Data shown

::::::

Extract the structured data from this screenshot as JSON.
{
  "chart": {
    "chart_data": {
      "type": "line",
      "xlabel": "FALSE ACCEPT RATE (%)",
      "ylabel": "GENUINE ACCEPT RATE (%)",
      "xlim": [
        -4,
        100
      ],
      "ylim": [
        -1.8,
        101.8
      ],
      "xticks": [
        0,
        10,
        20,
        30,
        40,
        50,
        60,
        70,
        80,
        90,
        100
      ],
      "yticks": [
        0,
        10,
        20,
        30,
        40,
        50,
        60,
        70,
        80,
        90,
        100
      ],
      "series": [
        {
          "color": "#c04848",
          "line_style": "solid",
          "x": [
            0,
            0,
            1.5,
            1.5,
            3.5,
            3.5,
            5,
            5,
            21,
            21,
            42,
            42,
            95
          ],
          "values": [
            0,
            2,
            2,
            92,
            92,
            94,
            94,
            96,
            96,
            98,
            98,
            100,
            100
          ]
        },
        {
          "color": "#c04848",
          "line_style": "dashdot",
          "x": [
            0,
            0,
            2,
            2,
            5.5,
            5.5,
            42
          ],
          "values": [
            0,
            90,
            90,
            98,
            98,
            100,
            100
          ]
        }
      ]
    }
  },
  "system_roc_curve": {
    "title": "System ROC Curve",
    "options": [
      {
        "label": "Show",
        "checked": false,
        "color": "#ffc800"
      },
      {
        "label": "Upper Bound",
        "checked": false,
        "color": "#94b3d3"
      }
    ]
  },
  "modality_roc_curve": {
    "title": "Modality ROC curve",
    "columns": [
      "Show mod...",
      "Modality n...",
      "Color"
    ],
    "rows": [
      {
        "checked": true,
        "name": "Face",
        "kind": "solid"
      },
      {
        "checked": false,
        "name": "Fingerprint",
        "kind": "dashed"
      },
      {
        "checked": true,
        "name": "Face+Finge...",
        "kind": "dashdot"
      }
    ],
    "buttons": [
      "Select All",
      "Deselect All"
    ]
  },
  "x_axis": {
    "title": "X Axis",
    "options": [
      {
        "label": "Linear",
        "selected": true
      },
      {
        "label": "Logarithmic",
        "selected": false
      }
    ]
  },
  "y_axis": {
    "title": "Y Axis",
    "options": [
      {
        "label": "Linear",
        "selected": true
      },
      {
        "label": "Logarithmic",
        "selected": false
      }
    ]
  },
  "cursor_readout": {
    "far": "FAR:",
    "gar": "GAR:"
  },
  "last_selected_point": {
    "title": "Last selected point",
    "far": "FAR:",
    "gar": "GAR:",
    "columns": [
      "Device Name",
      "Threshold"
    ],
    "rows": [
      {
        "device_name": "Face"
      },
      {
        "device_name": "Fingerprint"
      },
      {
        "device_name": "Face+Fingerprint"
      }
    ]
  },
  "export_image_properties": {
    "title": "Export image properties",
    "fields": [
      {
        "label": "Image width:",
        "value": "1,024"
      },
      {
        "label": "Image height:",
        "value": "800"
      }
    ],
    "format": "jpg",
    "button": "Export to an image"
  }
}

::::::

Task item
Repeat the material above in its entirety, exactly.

Your solution
Extract the structured data from this screenshot as JSON.
{
  "chart": {
    "chart_data": {
      "type": "line",
      "xlabel": "FALSE ACCEPT RATE (%)",
      "ylabel": "GENUINE ACCEPT RATE (%)",
      "xlim": [
        -4,
        100
      ],
      "ylim": [
        -1.8,
        101.8
      ],
      "xticks": [
        0,
        10,
        20,
        30,
        40,
        50,
        60,
        70,
        80,
        90,
        100
      ],
      "yticks": [
        0,
        10,
        20,
        30,
        40,
        50,
        60,
        70,
        80,
        90,
        100
      ],
      "series": [
        {
          "color": "#c04848",
          "line_style": "solid",
          "x": [
            0,
            0,
            1.5,
            1.5,
            3.5,
            3.5,
            5,
            5,
            21,
            21,
            42,
            42,
            95
          ],
          "values": [
            0,
            2,
            2,
            92,
            92,
            94,
            94,
            96,
            96,
            98,
            98,
            100,
            100
          ]
        },
        {
          "color": "#c04848",
          "line_style": "dashdot",
          "x": [
            0,
            0,
            2,
            2,
            5.5,
            5.5,
            42
          ],
          "values": [
            0,
            90,
            90,
            98,
            98,
            100,
            100
          ]
        }
      ]
    }
  },
  "system_roc_curve": {
    "title": "System ROC Curve",
    "options": [
      {
        "label": "Show",
        "checked": false,
        "color": "#ffc800"
      },
      {
        "label": "Upper Bound",
        "checked": false,
        "color": "#94b3d3"
      }
    ]
  },
  "modality_roc_curve": {
    "title": "Modality ROC curve",
    "columns": [
      "Show mod...",
      "Modality n...",
      "Color"
    ],
    "rows": [
      {
        "checked": true,
        "name": "Face",
        "kind": "solid"
      },
      {
        "checked": false,
        "name": "Fingerprint",
        "kind": "dashed"
      },
      {
        "checked": true,
        "name": "Face+Finge...",
        "kind": "dashdot"
      }
    ],
    "buttons": [
      "Select All",
      "Deselect All"
    ]
  },
  "x_axis": {
    "title": "X Axis",
    "options": [
      {
        "label": "Linear",
        "selected": true
      },
      {
        "label": "Logarithmic",
        "selected": false
      }
    ]
  },
  "y_axis": {
    "title": "Y Axis",
    "options": [
      {
        "label": "Linear",
        "selected": true
      },
      {
        "label": "Logarithmic",
        "selected": false
      }
    ]
  },
  "cursor_readout": {
    "far": "FAR:",
    "gar": "GAR:"
  },
  "last_selected_point": {
    "title": "Last selected point",
    "far": "FAR:",
    "gar": "GAR:",
    "columns": [
      "Device Name",
      "Threshold"
    ],
    "rows": [
      {
        "device_name": "Face"
      },
      {
        "device_name": "Fingerprint"
      },
      {
        "device_name": "Face+Fingerprint"
      }
    ]
  },
  "export_image_properties": {
    "title": "Export image properties",
    "fields": [
      {
        "label": "Image width:",
        "value": "1,024"
      },
      {
        "label": "Image height:",
        "value": "800"
      }
    ],
    "format": "jpg",
    "button": "Export to an image"
  }
}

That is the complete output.